Items from an interface collection
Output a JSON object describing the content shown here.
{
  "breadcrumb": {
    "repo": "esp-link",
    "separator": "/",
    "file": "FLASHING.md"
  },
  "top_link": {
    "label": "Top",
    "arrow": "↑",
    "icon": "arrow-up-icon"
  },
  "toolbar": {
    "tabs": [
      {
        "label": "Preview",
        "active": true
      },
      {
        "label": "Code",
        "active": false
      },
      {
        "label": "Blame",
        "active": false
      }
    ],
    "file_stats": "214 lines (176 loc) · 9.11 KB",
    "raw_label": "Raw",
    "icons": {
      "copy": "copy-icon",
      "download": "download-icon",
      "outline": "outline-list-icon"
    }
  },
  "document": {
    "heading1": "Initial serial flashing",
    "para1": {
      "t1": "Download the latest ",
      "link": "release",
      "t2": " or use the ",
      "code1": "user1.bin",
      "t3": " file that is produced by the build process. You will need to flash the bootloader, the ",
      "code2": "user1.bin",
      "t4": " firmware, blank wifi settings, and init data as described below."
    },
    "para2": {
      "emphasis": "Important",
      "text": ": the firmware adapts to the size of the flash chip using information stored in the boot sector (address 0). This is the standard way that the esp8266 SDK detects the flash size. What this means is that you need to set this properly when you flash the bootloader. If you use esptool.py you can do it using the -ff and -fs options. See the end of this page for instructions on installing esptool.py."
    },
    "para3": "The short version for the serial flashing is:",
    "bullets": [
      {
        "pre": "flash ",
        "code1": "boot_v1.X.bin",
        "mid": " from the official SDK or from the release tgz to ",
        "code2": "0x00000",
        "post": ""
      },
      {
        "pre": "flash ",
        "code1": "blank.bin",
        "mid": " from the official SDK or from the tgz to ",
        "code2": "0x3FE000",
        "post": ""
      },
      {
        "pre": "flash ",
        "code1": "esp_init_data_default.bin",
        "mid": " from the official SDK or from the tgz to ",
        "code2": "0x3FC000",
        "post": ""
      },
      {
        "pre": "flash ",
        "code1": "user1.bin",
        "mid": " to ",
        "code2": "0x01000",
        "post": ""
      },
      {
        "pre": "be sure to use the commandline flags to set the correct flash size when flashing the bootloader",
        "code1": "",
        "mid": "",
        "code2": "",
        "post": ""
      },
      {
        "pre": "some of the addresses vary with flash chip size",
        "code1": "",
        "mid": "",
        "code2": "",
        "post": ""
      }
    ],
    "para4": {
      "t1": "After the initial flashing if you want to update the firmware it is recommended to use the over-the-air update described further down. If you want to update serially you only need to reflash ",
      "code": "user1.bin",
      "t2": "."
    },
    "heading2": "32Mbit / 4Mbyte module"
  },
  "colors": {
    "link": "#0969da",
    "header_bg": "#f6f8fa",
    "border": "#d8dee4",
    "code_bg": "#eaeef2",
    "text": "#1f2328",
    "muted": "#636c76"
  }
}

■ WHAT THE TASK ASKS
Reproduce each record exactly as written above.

■ EXERCISE OUTPUT
Output a JSON object describing the content shown here.
{
  "breadcrumb": {
    "repo": "esp-link",
    "separator": "/",
    "file": "FLASHING.md"
  },
  "top_link": {
    "label": "Top",
    "arrow": "↑",
    "icon": "arrow-up-icon"
  },
  "toolbar": {
    "tabs": [
      {
        "label": "Preview",
        "active": true
      },
      {
        "label": "Code",
        "active": false
      },
      {
        "label": "Blame",
        "active": false
      }
    ],
    "file_stats": "214 lines (176 loc) · 9.11 KB",
    "raw_label": "Raw",
    "icons": {
      "copy": "copy-icon",
      "download": "download-icon",
      "outline": "outline-list-icon"
    }
  },
  "document": {
    "heading1": "Initial serial flashing",
    "para1": {
      "t1": "Download the latest ",
      "link": "release",
      "t2": " or use the ",
      "code1": "user1.bin",
      "t3": " file that is produced by the build process. You will need to flash the bootloader, the ",
      "code2": "user1.bin",
      "t4": " firmware, blank wifi settings, and init data as described below."
    },
    "para2": {
      "emphasis": "Important",
      "text": ": the firmware adapts to the size of the flash chip using information stored in the boot sector (address 0). This is the standard way that the esp8266 SDK detects the flash size. What this means is that you need to set this properly when you flash the bootloader. If you use esptool.py you can do it using the -ff and -fs options. See the end of this page for instructions on installing esptool.py."
    },
    "para3": "The short version for the serial flashing is:",
    "bullets": [
      {
        "pre": "flash ",
        "code1": "boot_v1.X.bin",
        "mid": " from the official SDK or from the release tgz to ",
        "code2": "0x00000",
        "post": ""
      },
      {
        "pre": "flash ",
        "code1": "blank.bin",
        "mid": " from the official SDK or from the tgz to ",
        "code2": "0x3FE000",
        "post": ""
      },
      {
        "pre": "flash ",
        "code1": "esp_init_data_default.bin",
        "mid": " from the official SDK or from the tgz to ",
        "code2": "0x3FC000",
        "post": ""
      },
      {
        "pre": "flash ",
        "code1": "user1.bin",
        "mid": " to ",
        "code2": "0x01000",
        "post": ""
      },
      {
        "pre": "be sure to use the commandline flags to set the correct flash size when flashing the bootloader",
        "code1": "",
        "mid": "",
        "code2": "",
        "post": ""
      },
      {
        "pre": "some of the addresses vary with flash chip size",
        "code1": "",
        "mid": "",
        "code2": "",
        "post": ""
      }
    ],
    "para4": {
      "t1": "After the initial flashing if you want to update the firmware it is recommended to use the over-the-air update described further down. If you want to update serially you only need to reflash ",
      "code": "user1.bin",
      "t2": "."
    },
    "heading2": "32Mbit / 4Mbyte module"
  },
  "colors": {
    "link": "#0969da",
    "header_bg": "#f6f8fa",
    "border": "#d8dee4",
    "code_bg": "#eaeef2",
    "text": "#1f2328",
    "muted": "#636c76"
  }
}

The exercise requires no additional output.